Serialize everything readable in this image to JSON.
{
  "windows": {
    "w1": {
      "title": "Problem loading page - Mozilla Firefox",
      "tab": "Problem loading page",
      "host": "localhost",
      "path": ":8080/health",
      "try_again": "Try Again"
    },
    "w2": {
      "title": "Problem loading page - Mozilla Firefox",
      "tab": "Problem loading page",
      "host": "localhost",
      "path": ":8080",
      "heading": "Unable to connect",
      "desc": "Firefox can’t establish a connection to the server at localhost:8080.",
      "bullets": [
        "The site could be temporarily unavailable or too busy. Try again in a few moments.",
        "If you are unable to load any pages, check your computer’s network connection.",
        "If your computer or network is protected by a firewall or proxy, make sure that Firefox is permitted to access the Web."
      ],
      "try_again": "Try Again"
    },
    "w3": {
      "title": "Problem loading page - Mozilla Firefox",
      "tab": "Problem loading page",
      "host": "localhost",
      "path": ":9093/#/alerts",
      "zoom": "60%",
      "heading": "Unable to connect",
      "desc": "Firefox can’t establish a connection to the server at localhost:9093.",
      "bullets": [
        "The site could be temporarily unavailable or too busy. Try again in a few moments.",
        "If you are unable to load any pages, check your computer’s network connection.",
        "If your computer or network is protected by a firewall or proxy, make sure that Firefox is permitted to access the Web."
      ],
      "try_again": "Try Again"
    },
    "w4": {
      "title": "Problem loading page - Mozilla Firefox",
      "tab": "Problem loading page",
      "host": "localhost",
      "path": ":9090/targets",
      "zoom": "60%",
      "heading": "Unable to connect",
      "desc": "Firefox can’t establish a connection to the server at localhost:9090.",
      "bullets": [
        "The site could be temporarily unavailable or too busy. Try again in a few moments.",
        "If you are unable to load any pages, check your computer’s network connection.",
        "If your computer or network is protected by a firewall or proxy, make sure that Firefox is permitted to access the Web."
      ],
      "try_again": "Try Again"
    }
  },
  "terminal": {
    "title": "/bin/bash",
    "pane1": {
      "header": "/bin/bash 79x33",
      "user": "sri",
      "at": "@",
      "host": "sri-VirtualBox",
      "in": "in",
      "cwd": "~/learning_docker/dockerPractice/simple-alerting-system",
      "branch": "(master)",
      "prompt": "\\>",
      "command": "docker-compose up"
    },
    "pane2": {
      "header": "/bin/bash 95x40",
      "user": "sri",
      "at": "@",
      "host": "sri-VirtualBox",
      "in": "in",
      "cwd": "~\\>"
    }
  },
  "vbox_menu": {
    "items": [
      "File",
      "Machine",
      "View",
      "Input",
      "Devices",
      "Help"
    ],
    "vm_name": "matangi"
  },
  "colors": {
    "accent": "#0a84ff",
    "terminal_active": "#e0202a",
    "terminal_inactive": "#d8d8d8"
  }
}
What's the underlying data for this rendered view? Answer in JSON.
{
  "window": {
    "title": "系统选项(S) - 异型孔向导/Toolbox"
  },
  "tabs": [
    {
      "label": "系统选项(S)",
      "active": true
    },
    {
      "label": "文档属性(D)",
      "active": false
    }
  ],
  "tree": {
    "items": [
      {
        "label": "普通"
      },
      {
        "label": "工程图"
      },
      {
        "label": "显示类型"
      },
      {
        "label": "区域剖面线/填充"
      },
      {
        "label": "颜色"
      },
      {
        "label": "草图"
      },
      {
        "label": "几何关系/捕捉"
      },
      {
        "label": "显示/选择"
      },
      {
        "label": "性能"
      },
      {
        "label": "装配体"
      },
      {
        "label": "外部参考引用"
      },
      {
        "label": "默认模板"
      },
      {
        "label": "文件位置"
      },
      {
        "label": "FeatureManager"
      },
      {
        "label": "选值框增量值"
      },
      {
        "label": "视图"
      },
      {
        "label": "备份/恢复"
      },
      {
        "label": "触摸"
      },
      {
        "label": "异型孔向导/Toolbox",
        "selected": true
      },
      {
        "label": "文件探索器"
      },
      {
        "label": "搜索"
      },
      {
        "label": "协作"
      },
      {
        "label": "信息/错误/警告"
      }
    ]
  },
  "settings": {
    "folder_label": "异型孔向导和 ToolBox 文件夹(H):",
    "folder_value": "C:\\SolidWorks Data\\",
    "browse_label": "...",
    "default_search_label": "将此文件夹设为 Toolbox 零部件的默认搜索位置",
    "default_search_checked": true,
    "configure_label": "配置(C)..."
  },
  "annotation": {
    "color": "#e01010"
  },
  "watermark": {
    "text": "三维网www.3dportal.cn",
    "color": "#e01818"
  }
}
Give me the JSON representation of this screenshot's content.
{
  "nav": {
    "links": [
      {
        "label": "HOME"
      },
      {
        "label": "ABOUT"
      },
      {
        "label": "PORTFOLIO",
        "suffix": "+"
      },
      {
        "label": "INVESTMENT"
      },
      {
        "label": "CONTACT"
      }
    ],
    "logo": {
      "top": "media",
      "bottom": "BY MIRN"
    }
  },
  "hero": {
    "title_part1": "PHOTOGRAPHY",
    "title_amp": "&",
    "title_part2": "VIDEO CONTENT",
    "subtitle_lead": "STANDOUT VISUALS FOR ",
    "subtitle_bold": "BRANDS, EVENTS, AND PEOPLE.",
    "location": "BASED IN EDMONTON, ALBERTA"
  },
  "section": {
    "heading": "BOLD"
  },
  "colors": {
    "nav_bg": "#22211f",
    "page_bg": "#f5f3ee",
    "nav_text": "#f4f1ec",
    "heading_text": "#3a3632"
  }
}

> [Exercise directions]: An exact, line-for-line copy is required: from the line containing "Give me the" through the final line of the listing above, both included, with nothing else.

> [Solution to this task]:
Give me the JSON representation of this screenshot's content.
{
  "nav": {
    "links": [
      {
        "label": "HOME"
      },
      {
        "label": "ABOUT"
      },
      {
        "label": "PORTFOLIO",
        "suffix": "+"
      },
      {
        "label": "INVESTMENT"
      },
      {
        "label": "CONTACT"
      }
    ],
    "logo": {
      "top": "media",
      "bottom": "BY MIRN"
    }
  },
  "hero": {
    "title_part1": "PHOTOGRAPHY",
    "title_amp": "&",
    "title_part2": "VIDEO CONTENT",
    "subtitle_lead": "STANDOUT VISUALS FOR ",
    "subtitle_bold": "BRANDS, EVENTS, AND PEOPLE.",
    "location": "BASED IN EDMONTON, ALBERTA"
  },
  "section": {
    "heading": "BOLD"
  },
  "colors": {
    "nav_bg": "#22211f",
    "page_bg": "#f5f3ee",
    "nav_text": "#f4f1ec",
    "heading_text": "#3a3632"
  }
}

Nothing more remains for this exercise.